All lines holding the string "발급예약" should be copied from the data below.

━━━━━ Material for this task

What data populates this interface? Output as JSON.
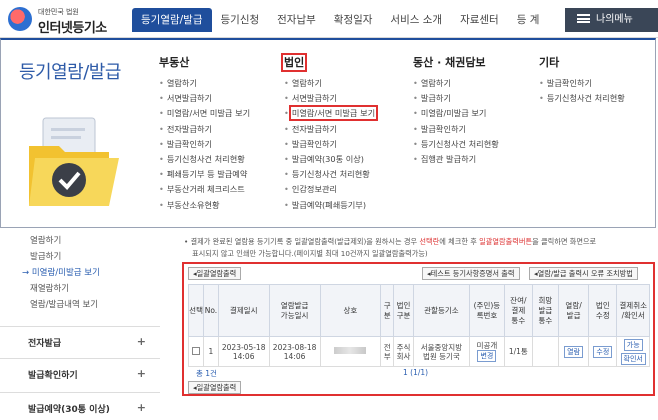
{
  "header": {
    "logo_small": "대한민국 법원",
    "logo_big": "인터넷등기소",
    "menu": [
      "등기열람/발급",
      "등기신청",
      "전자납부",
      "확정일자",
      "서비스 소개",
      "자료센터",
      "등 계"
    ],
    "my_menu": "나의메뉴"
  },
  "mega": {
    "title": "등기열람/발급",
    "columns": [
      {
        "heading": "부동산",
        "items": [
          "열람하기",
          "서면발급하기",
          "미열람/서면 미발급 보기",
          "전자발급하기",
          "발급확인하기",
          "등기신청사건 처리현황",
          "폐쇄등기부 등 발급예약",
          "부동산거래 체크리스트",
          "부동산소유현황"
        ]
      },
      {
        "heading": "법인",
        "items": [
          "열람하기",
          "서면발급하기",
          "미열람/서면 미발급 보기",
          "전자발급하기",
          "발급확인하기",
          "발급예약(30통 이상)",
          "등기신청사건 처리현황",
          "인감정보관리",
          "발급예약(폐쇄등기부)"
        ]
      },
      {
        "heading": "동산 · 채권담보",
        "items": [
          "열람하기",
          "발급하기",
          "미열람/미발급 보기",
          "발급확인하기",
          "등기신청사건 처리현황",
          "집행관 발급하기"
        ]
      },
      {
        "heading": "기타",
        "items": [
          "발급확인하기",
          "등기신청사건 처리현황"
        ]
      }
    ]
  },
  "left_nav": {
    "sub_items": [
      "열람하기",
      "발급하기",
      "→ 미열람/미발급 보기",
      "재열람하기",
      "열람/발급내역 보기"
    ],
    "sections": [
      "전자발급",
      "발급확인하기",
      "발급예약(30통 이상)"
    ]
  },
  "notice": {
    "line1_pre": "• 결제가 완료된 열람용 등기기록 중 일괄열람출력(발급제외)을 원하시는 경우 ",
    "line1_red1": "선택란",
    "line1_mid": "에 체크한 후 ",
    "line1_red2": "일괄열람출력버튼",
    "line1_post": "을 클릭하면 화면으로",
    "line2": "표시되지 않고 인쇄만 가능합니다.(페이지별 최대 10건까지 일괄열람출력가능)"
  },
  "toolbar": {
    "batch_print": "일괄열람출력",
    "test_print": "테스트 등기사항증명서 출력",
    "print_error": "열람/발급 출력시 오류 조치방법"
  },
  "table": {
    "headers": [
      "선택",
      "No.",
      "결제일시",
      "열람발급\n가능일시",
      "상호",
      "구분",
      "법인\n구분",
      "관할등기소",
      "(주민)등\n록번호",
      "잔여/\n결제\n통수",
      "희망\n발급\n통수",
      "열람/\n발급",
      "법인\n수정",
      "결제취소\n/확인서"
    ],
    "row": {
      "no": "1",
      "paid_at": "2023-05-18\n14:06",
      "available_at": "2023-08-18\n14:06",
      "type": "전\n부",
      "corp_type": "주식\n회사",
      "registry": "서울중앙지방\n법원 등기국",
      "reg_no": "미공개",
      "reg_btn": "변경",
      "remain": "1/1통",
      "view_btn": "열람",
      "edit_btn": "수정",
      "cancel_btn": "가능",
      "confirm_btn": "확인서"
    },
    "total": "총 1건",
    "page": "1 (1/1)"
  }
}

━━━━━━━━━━
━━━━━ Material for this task

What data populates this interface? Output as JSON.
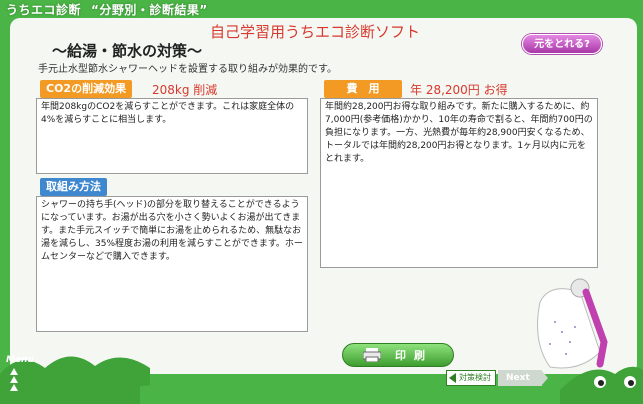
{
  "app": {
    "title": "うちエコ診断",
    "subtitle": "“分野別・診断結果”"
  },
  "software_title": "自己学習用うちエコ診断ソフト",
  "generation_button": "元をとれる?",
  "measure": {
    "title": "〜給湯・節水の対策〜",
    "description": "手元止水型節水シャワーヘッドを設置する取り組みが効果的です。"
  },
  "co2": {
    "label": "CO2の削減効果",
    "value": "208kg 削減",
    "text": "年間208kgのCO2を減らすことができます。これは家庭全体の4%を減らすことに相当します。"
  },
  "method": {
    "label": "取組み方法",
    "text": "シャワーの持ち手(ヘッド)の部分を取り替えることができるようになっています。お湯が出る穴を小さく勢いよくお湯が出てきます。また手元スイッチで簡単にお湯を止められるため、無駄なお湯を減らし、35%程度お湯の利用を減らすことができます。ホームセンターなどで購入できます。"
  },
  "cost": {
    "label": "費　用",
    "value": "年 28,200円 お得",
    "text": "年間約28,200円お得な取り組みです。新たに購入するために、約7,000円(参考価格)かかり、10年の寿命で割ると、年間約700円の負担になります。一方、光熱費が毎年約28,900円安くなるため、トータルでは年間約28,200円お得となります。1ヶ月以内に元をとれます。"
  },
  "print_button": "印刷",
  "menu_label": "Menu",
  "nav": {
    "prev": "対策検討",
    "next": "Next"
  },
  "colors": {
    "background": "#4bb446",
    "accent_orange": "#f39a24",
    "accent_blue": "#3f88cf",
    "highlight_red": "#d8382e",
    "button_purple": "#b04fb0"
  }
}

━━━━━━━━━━
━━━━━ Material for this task

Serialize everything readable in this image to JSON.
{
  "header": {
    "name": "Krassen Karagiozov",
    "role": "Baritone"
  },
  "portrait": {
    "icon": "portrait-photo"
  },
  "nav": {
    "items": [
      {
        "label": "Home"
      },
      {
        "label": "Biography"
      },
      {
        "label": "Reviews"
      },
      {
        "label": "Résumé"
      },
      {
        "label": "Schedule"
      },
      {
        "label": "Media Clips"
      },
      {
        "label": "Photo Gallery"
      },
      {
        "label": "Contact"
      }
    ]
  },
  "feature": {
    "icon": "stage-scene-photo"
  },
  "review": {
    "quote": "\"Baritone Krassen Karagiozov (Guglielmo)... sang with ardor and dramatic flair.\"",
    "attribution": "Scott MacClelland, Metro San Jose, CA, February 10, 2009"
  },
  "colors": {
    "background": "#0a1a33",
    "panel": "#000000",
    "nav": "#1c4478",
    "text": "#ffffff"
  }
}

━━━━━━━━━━

* **Answer box**
          "폐쇄등기부 등 발급예약",
          "발급예약(30통 이상)",
          "발급예약(폐쇄등기부)"
      "발급예약(30통 이상)"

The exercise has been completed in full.